Some Supreme Court cases are decided unanimously. However, sometimes
the justices do not agree with the majority decision. These justices
often write dissenting opinions that express how and why they disagree
with the majority decision.
Though dissents do not become law as majority opinions do, they are
important because they document the struggle between different
interpretations of the law. Sometimes the dissent in one case becomes
the prevailing viewpoint in a future case that overturns an earlier
decision. A dissent presaged a future decision in the Plessy and Brown
In Plessy v. Ferguson (1896), Justice Harlan
disagreed with the majority of his colleagues. The majority declared
that it was possible for segregated facilities to be equal, therefore

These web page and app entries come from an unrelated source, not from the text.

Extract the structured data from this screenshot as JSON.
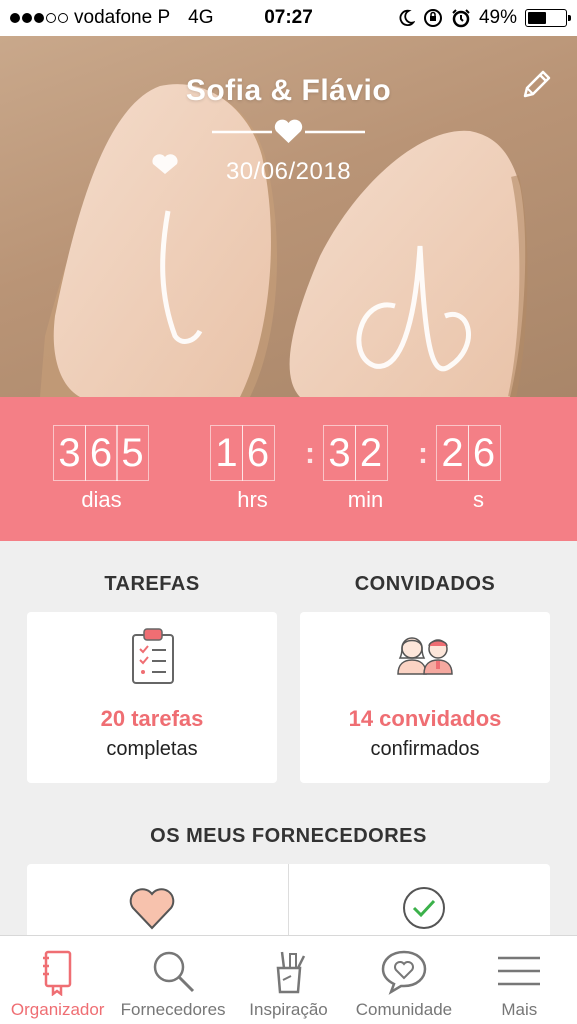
{
  "status_bar": {
    "carrier": "vodafone P",
    "network": "4G",
    "time": "07:27",
    "battery": "49%",
    "battery_level": 0.49
  },
  "hero": {
    "couple": "Sofia & Flávio",
    "date": "30/06/2018"
  },
  "countdown": {
    "days": [
      "3",
      "6",
      "5"
    ],
    "hours": [
      "1",
      "6"
    ],
    "minutes": [
      "3",
      "2"
    ],
    "seconds": [
      "2",
      "6"
    ],
    "labels": {
      "days": "dias",
      "hours": "hrs",
      "minutes": "min",
      "seconds": "s"
    }
  },
  "tasks": {
    "title": "TAREFAS",
    "count": "20 tarefas",
    "status": "completas"
  },
  "guests": {
    "title": "CONVIDADOS",
    "count": "14 convidados",
    "status": "confirmados"
  },
  "vendors": {
    "title": "OS MEUS FORNECEDORES"
  },
  "tabbar": {
    "items": [
      {
        "label": "Organizador",
        "icon": "notebook-icon"
      },
      {
        "label": "Fornecedores",
        "icon": "search-icon"
      },
      {
        "label": "Inspiração",
        "icon": "pencil-cup-icon"
      },
      {
        "label": "Comunidade",
        "icon": "chat-heart-icon"
      },
      {
        "label": "Mais",
        "icon": "menu-icon"
      }
    ]
  },
  "colors": {
    "accent": "#ef6e73",
    "countdown_bg": "#f47f86",
    "background": "#efefef"
  }
}
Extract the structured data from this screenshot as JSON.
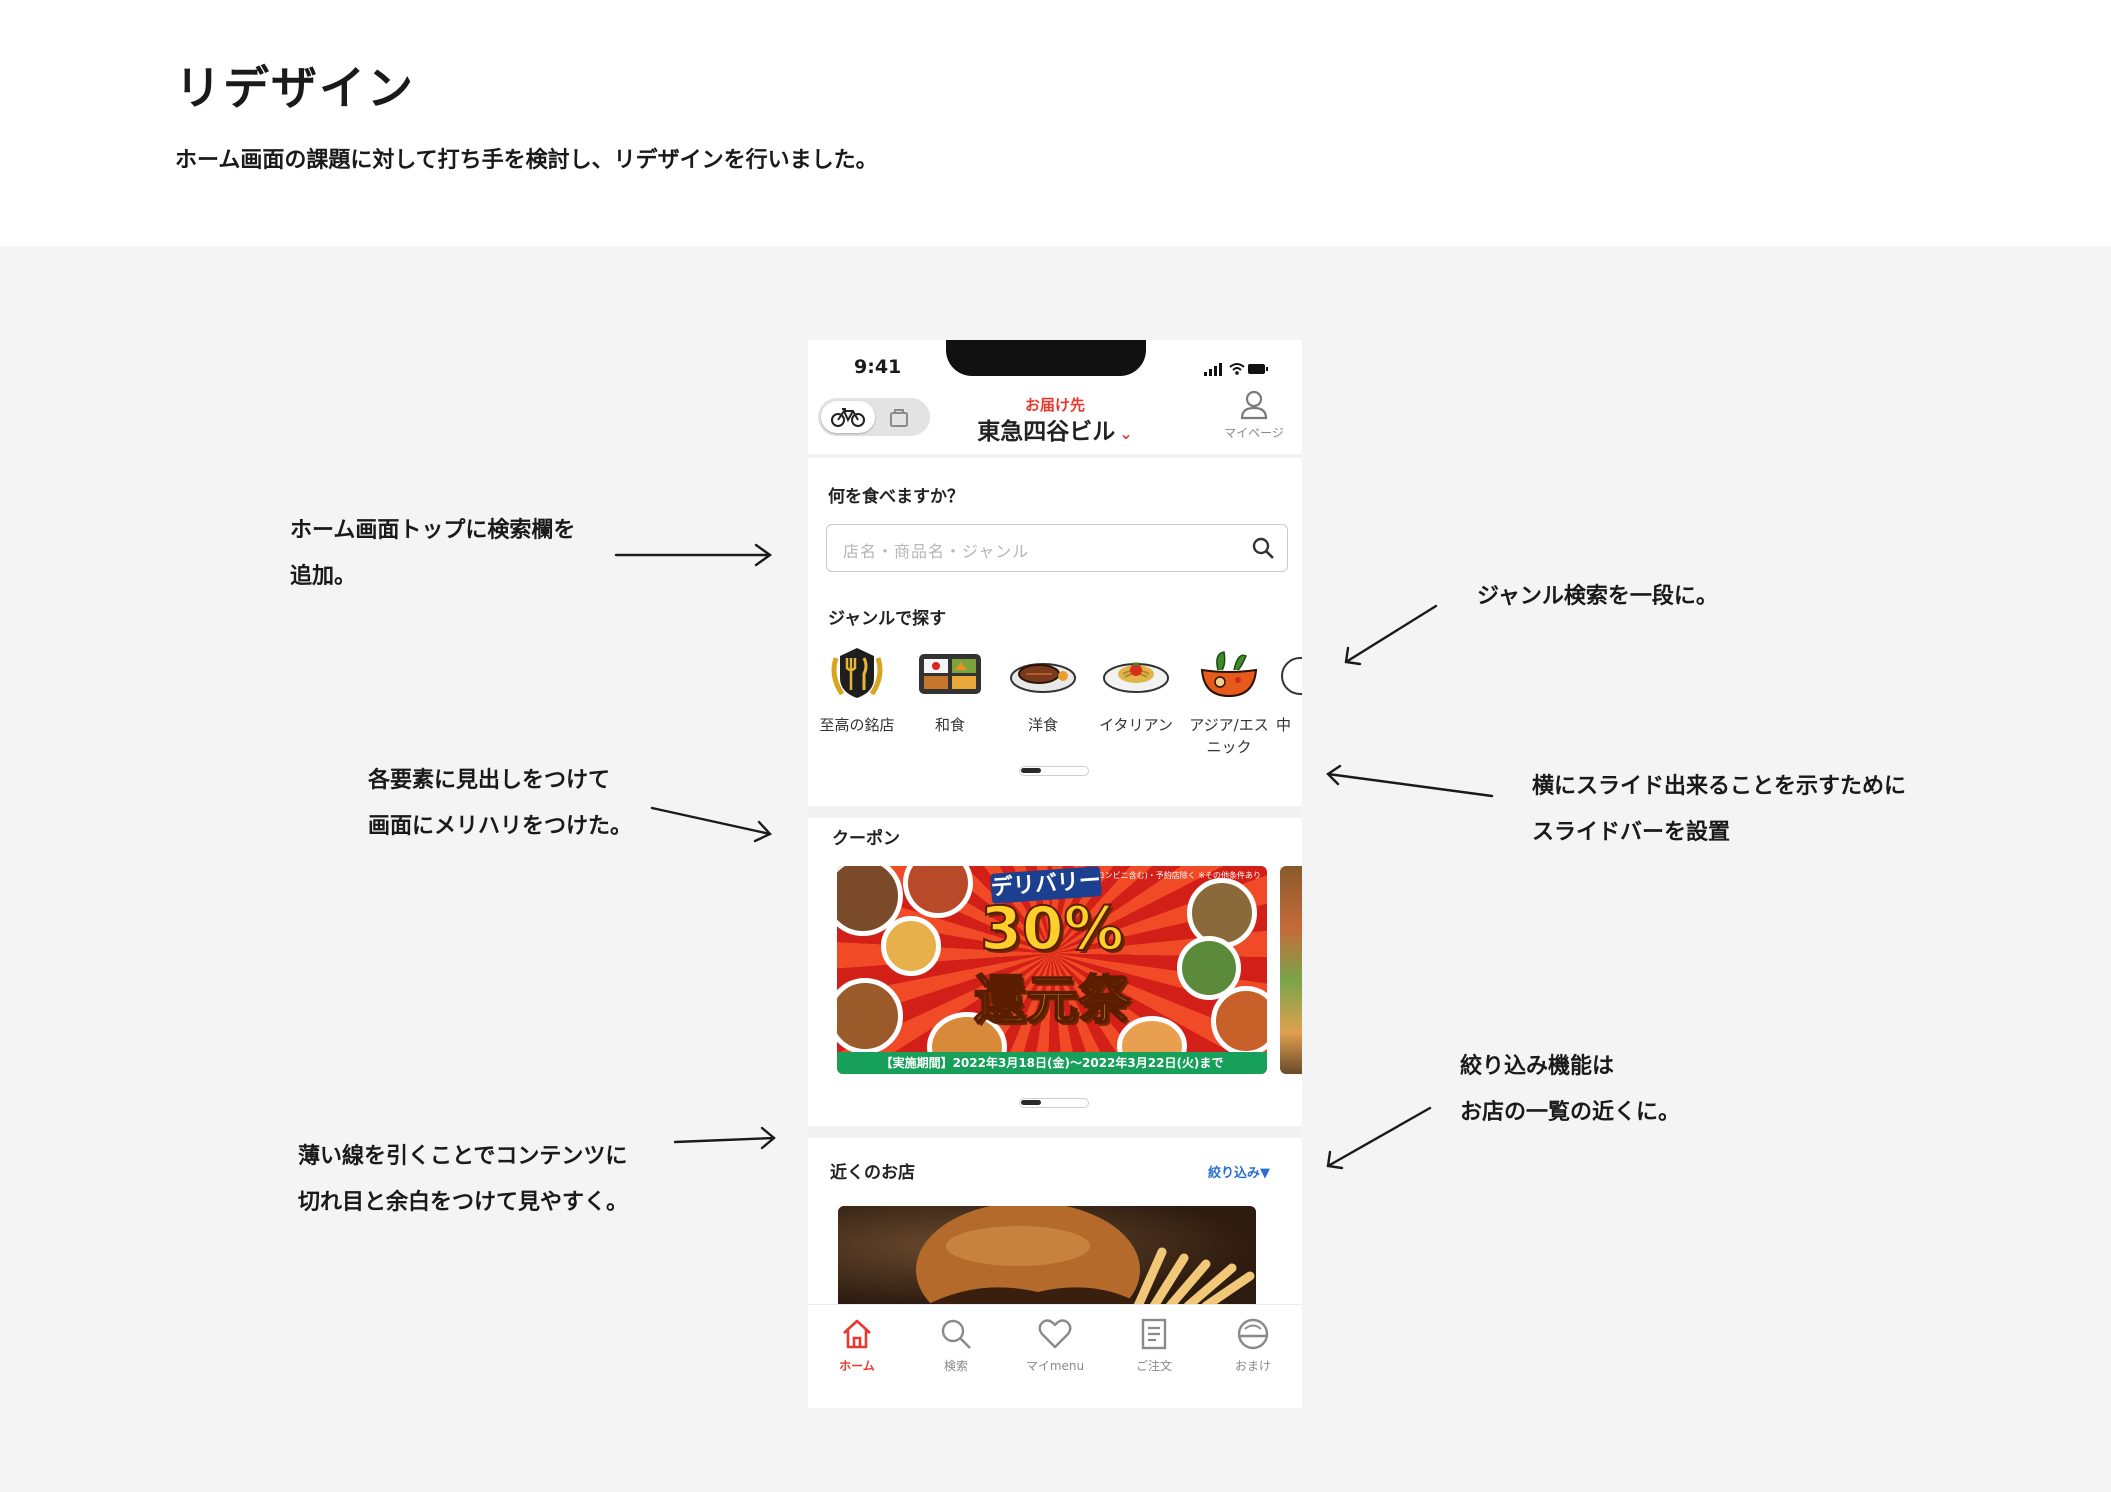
{
  "page": {
    "title": "リデザイン",
    "description": "ホーム画面の課題に対して打ち手を検討し、リデザインを行いました。"
  },
  "annotations": [
    {
      "line1": "ホーム画面トップに検索欄を",
      "line2": "追加。"
    },
    {
      "line1": "ジャンル検索を一段に。",
      "line2": ""
    },
    {
      "line1": "各要素に見出しをつけて",
      "line2": "画面にメリハリをつけた。"
    },
    {
      "line1": "横にスライド出来ることを示すために",
      "line2": "スライドバーを設置"
    },
    {
      "line1": "絞り込み機能は",
      "line2": "お店の一覧の近くに。"
    },
    {
      "line1": "薄い線を引くことでコンテンツに",
      "line2": "切れ目と余白をつけて見やすく。"
    }
  ],
  "phone": {
    "status": {
      "time": "9:41"
    },
    "header": {
      "mode_toggle": {
        "selected": "bike-icon",
        "other": "bag-icon"
      },
      "address_label": "お届け先",
      "address_name": "東急四谷ビル",
      "address_chevron": "⌄",
      "mypage_label": "マイページ"
    },
    "search": {
      "heading": "何を食べますか？",
      "placeholder": "店名・商品名・ジャンル"
    },
    "genres": {
      "heading": "ジャンルで探す",
      "items": [
        {
          "label": "至高の銘店",
          "icon": "laurel-fork-knife-icon"
        },
        {
          "label": "和食",
          "icon": "bento-icon"
        },
        {
          "label": "洋食",
          "icon": "steak-plate-icon"
        },
        {
          "label": "イタリアン",
          "icon": "pasta-plate-icon"
        },
        {
          "label": "アジア/エスニック",
          "icon": "asian-bowl-icon"
        },
        {
          "label": "中",
          "icon": "partial-icon"
        }
      ],
      "scroll_position": 0.3
    },
    "coupon": {
      "heading": "クーポン",
      "banner": {
        "note": "※小売店(コンビニ含む)・予約店除く ※その他条件あり",
        "subtitle": "デリバリー",
        "headline": "30%",
        "headline2": "還元祭",
        "period": "【実施期間】2022年3月18日(金)〜2022年3月22日(火)まで"
      },
      "scroll_position": 0.3
    },
    "nearby": {
      "heading": "近くのお店",
      "filter_label": "絞り込み▼"
    },
    "tabbar": {
      "tabs": [
        {
          "label": "ホーム",
          "icon": "home-icon",
          "active": true
        },
        {
          "label": "検索",
          "icon": "search-icon",
          "active": false
        },
        {
          "label": "マイmenu",
          "icon": "heart-icon",
          "active": false
        },
        {
          "label": "ご注文",
          "icon": "receipt-icon",
          "active": false
        },
        {
          "label": "おまけ",
          "icon": "bonus-icon",
          "active": false
        }
      ]
    }
  },
  "colors": {
    "accent": "#e8392f",
    "filter_link": "#2a6fcf",
    "background": "#f4f4f4"
  }
}
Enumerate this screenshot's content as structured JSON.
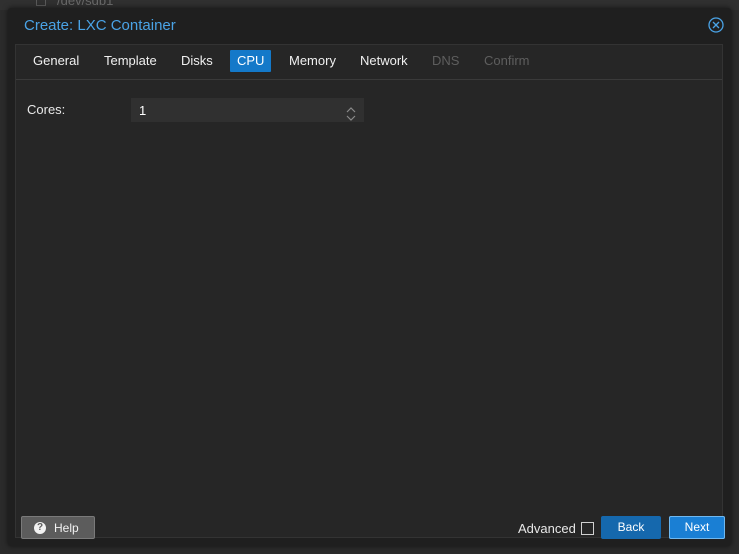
{
  "background": {
    "partial_text": "/dev/sdb1"
  },
  "window": {
    "title": "Create: LXC Container",
    "close_icon": "close-circle-icon",
    "accent_color": "#4aa3e6"
  },
  "tabs": [
    {
      "label": "General",
      "state": "normal"
    },
    {
      "label": "Template",
      "state": "normal"
    },
    {
      "label": "Disks",
      "state": "normal"
    },
    {
      "label": "CPU",
      "state": "active"
    },
    {
      "label": "Memory",
      "state": "normal"
    },
    {
      "label": "Network",
      "state": "normal"
    },
    {
      "label": "DNS",
      "state": "disabled"
    },
    {
      "label": "Confirm",
      "state": "disabled"
    }
  ],
  "form": {
    "cores_label": "Cores:",
    "cores_value": "1"
  },
  "footer": {
    "help_label": "Help",
    "help_icon": "question-circle-icon",
    "advanced_label": "Advanced",
    "advanced_checked": false,
    "back_label": "Back",
    "next_label": "Next"
  },
  "colors": {
    "active_tab": "#1479c9",
    "primary_button": "#1a7fd4",
    "secondary_button": "#1568ad"
  }
}
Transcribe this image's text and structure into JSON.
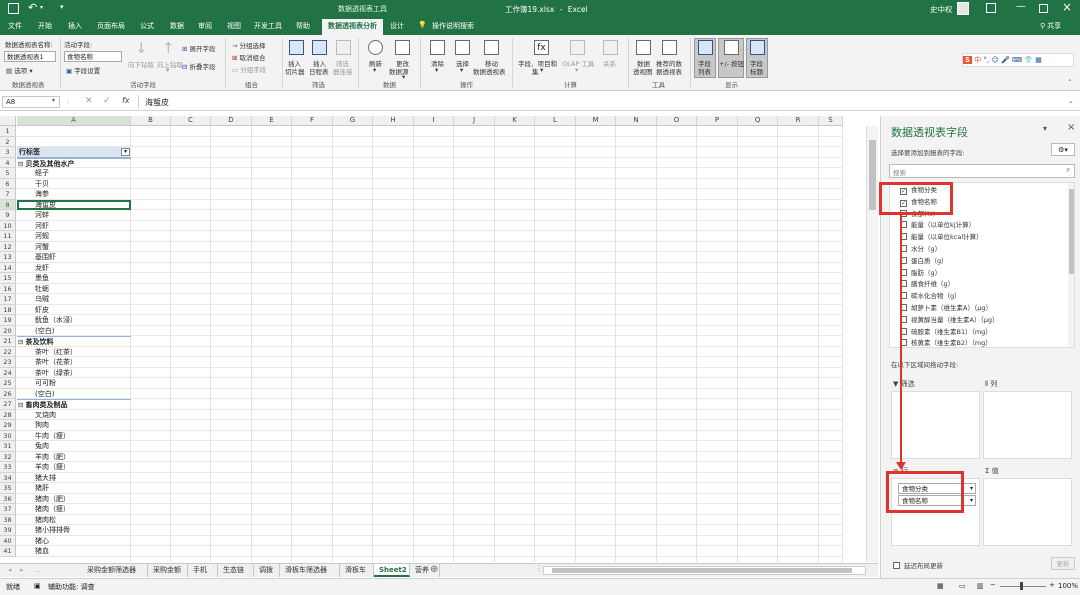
{
  "titlebar": {
    "context_tools": "数据透视表工具",
    "filename": "工作簿19.xlsx",
    "sep": "-",
    "app": "Excel",
    "user": "史中权",
    "qat_dropdown": "▾"
  },
  "tabs": [
    "文件",
    "开始",
    "插入",
    "页面布局",
    "公式",
    "数据",
    "审阅",
    "视图",
    "开发工具",
    "帮助",
    "数据透视表分析",
    "设计"
  ],
  "tell_me": "操作说明搜索",
  "share": "共享",
  "ribbon": {
    "pivot_name_label": "数据透视表名称:",
    "pivot_name_value": "数据透视表1",
    "options": "选项",
    "options_dd": "▾",
    "group_pivot": "数据透视表",
    "active_field_label": "活动字段:",
    "active_field_value": "食物名称",
    "field_settings": "字段设置",
    "drill_down": "向下钻取",
    "drill_up": "向上钻取",
    "drill_up_dd": "▾",
    "expand_field": "展开字段",
    "collapse_field": "折叠字段",
    "group_active_field": "活动字段",
    "group_selection": "分组选择",
    "ungroup": "取消组合",
    "group_field": "分组字段",
    "group_group": "组合",
    "insert_slicer_1": "插入",
    "insert_slicer_2": "切片器",
    "insert_timeline_1": "插入",
    "insert_timeline_2": "日程表",
    "filter_conn_1": "筛选",
    "filter_conn_2": "器连接",
    "group_filter": "筛选",
    "refresh": "刷新",
    "refresh_dd": "▾",
    "change_source_1": "更改",
    "change_source_2": "数据源",
    "change_source_dd": "▾",
    "group_data": "数据",
    "clear": "清除",
    "clear_dd": "▾",
    "select": "选择",
    "select_dd": "▾",
    "move_1": "移动",
    "move_2": "数据透视表",
    "group_actions": "操作",
    "fields_items_1": "字段、项目和",
    "fields_items_2": "集",
    "fields_items_dd": "▾",
    "olap_tools": "OLAP 工具",
    "olap_dd": "▾",
    "relationships": "关系",
    "group_calc": "计算",
    "pivot_chart_1": "数据",
    "pivot_chart_2": "透视图",
    "recommended_1": "推荐的数",
    "recommended_2": "据透视表",
    "group_tools": "工具",
    "field_list_1": "字段",
    "field_list_2": "列表",
    "buttons_1": "+/- 按钮",
    "field_headers_1": "字段",
    "field_headers_2": "标题",
    "group_show": "显示"
  },
  "ime": [
    "S",
    "中",
    "°,",
    "☺",
    "🎤",
    "⌨",
    "👕",
    "▦"
  ],
  "formula": {
    "name_box": "A8",
    "fx": "fx",
    "value": "海蜇皮"
  },
  "columns": [
    "A",
    "B",
    "C",
    "D",
    "E",
    "F",
    "G",
    "H",
    "I",
    "J",
    "K",
    "L",
    "M",
    "N",
    "O",
    "P",
    "Q",
    "R",
    "S"
  ],
  "rows": [
    {
      "n": "1",
      "text": "",
      "type": "empty"
    },
    {
      "n": "2",
      "text": "",
      "type": "empty"
    },
    {
      "n": "3",
      "text": "行标签",
      "type": "header"
    },
    {
      "n": "4",
      "text": "贝类及其他水产",
      "type": "group"
    },
    {
      "n": "5",
      "text": "蛏子",
      "type": "item"
    },
    {
      "n": "6",
      "text": "干贝",
      "type": "item"
    },
    {
      "n": "7",
      "text": "海参",
      "type": "item"
    },
    {
      "n": "8",
      "text": "海蜇皮",
      "type": "selected"
    },
    {
      "n": "9",
      "text": "河蚌",
      "type": "item"
    },
    {
      "n": "10",
      "text": "河虾",
      "type": "item"
    },
    {
      "n": "11",
      "text": "河蚬",
      "type": "item"
    },
    {
      "n": "12",
      "text": "河蟹",
      "type": "item"
    },
    {
      "n": "13",
      "text": "基围虾",
      "type": "item"
    },
    {
      "n": "14",
      "text": "龙虾",
      "type": "item"
    },
    {
      "n": "15",
      "text": "墨鱼",
      "type": "item"
    },
    {
      "n": "16",
      "text": "牡蛎",
      "type": "item"
    },
    {
      "n": "17",
      "text": "乌贼",
      "type": "item"
    },
    {
      "n": "18",
      "text": "虾皮",
      "type": "item"
    },
    {
      "n": "19",
      "text": "鱿鱼（水浸）",
      "type": "item"
    },
    {
      "n": "20",
      "text": "(空白)",
      "type": "item"
    },
    {
      "n": "21",
      "text": "茶及饮料",
      "type": "group"
    },
    {
      "n": "22",
      "text": "茶叶（红茶）",
      "type": "item"
    },
    {
      "n": "23",
      "text": "茶叶（花茶）",
      "type": "item"
    },
    {
      "n": "24",
      "text": "茶叶（绿茶）",
      "type": "item"
    },
    {
      "n": "25",
      "text": "可可粉",
      "type": "item"
    },
    {
      "n": "26",
      "text": "(空白)",
      "type": "item"
    },
    {
      "n": "27",
      "text": "畜肉类及制品",
      "type": "group"
    },
    {
      "n": "28",
      "text": "叉烧肉",
      "type": "item"
    },
    {
      "n": "29",
      "text": "狗肉",
      "type": "item"
    },
    {
      "n": "30",
      "text": "牛肉（瘦）",
      "type": "item"
    },
    {
      "n": "31",
      "text": "兔肉",
      "type": "item"
    },
    {
      "n": "32",
      "text": "羊肉（肥）",
      "type": "item"
    },
    {
      "n": "33",
      "text": "羊肉（瘦）",
      "type": "item"
    },
    {
      "n": "34",
      "text": "猪大排",
      "type": "item"
    },
    {
      "n": "35",
      "text": "猪肝",
      "type": "item"
    },
    {
      "n": "36",
      "text": "猪肉（肥）",
      "type": "item"
    },
    {
      "n": "37",
      "text": "猪肉（瘦）",
      "type": "item"
    },
    {
      "n": "38",
      "text": "猪肉松",
      "type": "item"
    },
    {
      "n": "39",
      "text": "猪小排排骨",
      "type": "item"
    },
    {
      "n": "40",
      "text": "猪心",
      "type": "item"
    },
    {
      "n": "41",
      "text": "猪血",
      "type": "item"
    }
  ],
  "sheets": [
    "采购金额筛选器",
    "采购金额",
    "手机",
    "生态链",
    "调拨",
    "滑板车筛选器",
    "滑板车",
    "Sheet2",
    "营养"
  ],
  "active_sheet": "Sheet2",
  "status": {
    "ready": "就绪",
    "accessibility": "辅助功能: 调查",
    "zoom": "100%"
  },
  "pane": {
    "title": "数据透视表字段",
    "subtitle": "选择要添加到报表的字段:",
    "search_placeholder": "搜索",
    "fields": [
      {
        "label": "食物分类",
        "checked": true
      },
      {
        "label": "食物名称",
        "checked": true
      },
      {
        "label": "食部(%)",
        "checked": false
      },
      {
        "label": "能量（以单位kj计算）",
        "checked": false
      },
      {
        "label": "能量（以单位kcal计算）",
        "checked": false
      },
      {
        "label": "水分（g）",
        "checked": false
      },
      {
        "label": "蛋白质（g）",
        "checked": false
      },
      {
        "label": "脂肪（g）",
        "checked": false
      },
      {
        "label": "膳食纤维（g）",
        "checked": false
      },
      {
        "label": "碳水化合物（g）",
        "checked": false
      },
      {
        "label": "胡萝卜素（维生素A）（μg）",
        "checked": false
      },
      {
        "label": "视黄醇当量（维生素A）（μg）",
        "checked": false
      },
      {
        "label": "硫胺素（维生素B1）（mg）",
        "checked": false
      },
      {
        "label": "核黄素（维生素B2）（mg）",
        "checked": false
      }
    ],
    "drag_prompt": "在以下区域间拖动字段:",
    "area_filter": "筛选",
    "area_columns": "列",
    "area_rows": "行",
    "area_values": "值",
    "row_chips": [
      "食物分类",
      "食物名称"
    ],
    "defer_update": "延迟布局更新",
    "update_button": "更新"
  },
  "colors": {
    "excel_green": "#217346",
    "highlight_red": "#e0332d",
    "pivot_blue": "#dbe5f1"
  }
}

segregation did not violate the 14th Amendment. Justice Harlan
wrote a dissent stating that segregation violated the 14th Amendment because it used the law to sanction inequality among races.
Later, in Brown v. Board of Education I (1954), Chief
Justice Earl Warren also declared that separate facilities violated the
Constitution, though he based his argument on slightly different
Plessy v. Ferguson (1896)—Justice Harlan's Dissent
"Our constitution is color-blind, and neither knows nor tolerates classes among citizens...
"The destinies of the two races, in this country, are indissolubly
linked together, and the interests of both require that the common
government of all shall not permit the seeds of race hate to be planted
under the sanction of law. What can more certainly arouse race hate,
what more certainly create and perpetuate a feeling of distrust between
these races, than state enactments which, in fact, proceed on the ground
that colored citizens are so inferior and degraded that they cannot be
allowed to sit in public coaches occupied by white citizens? That, as
all will admit, is the real meaning of such legislation as was enacted
Brown v. Board of Education (1954)—Chief Justice Warren, Writing for the Majority
"Today, education is perhaps the most important function of state and
local governments. . . . Such an opportunity, where the state has
undertaken to provide it, is a right which must be made available to all
on equal terms...
"To separate them [children in grade and high schools] from others of
similar age and qualifications solely because of their race generates a
feeling of inferiority as to their status in the community that may
affect their hearts and minds in a way unlikely ever to be undone....
"We conclude that in the field of public education the doctrine of
'separate but equal' has no place. Separate educational facilities are
The justices clearly have the same opinion of the constitutionality of segregation. Can you determine how they differ?